This paper argues that ethical views that place primary importance on the reduction of extreme suffering imply that, at least in theory, it can be better to allow enhanced non-human animals to come into existence rather than unenhanced non-human animals. Furthermore, they imply that it would be even better if no non-human animals came into existence at all. However, it is unclear, from the perspective of these ethical views, whether enhancement or reduction of future populations is the more effective strategy in practice, and whether it might even be better to instead pursue a seemingly more robust and less controversial third option of promoting greater concern for the suffering of non-human animals in the first place. In this paper, I seek to explore the different options from a practical perspective.
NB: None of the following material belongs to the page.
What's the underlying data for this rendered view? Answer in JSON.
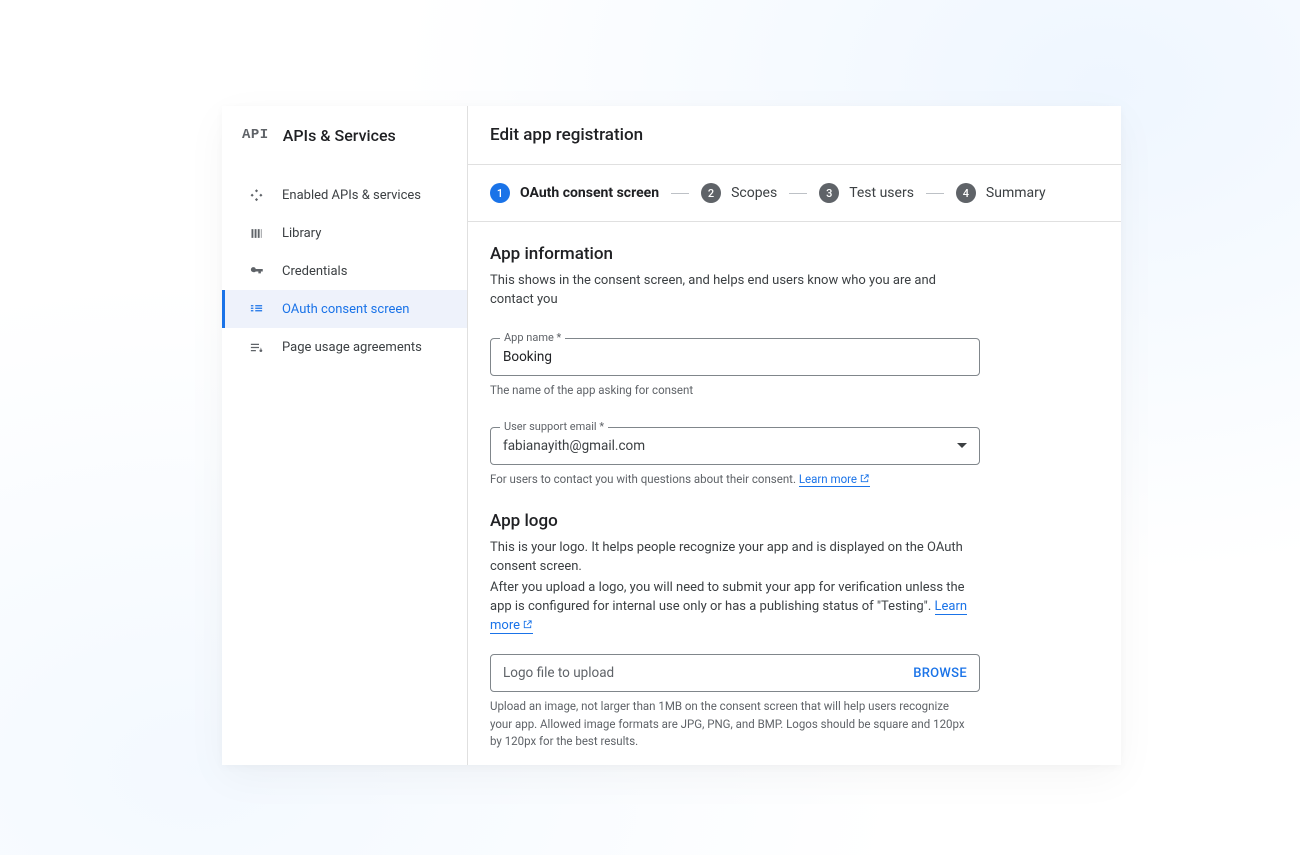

"Reducing Extreme Suffering for Non-Human Animals: Enhancement vs. Smaller Future Populations?,"
Between the Species:
1, Article 8.
Available at: https://digitalcommons.calpoly.edu/bts/vol23/iss1/8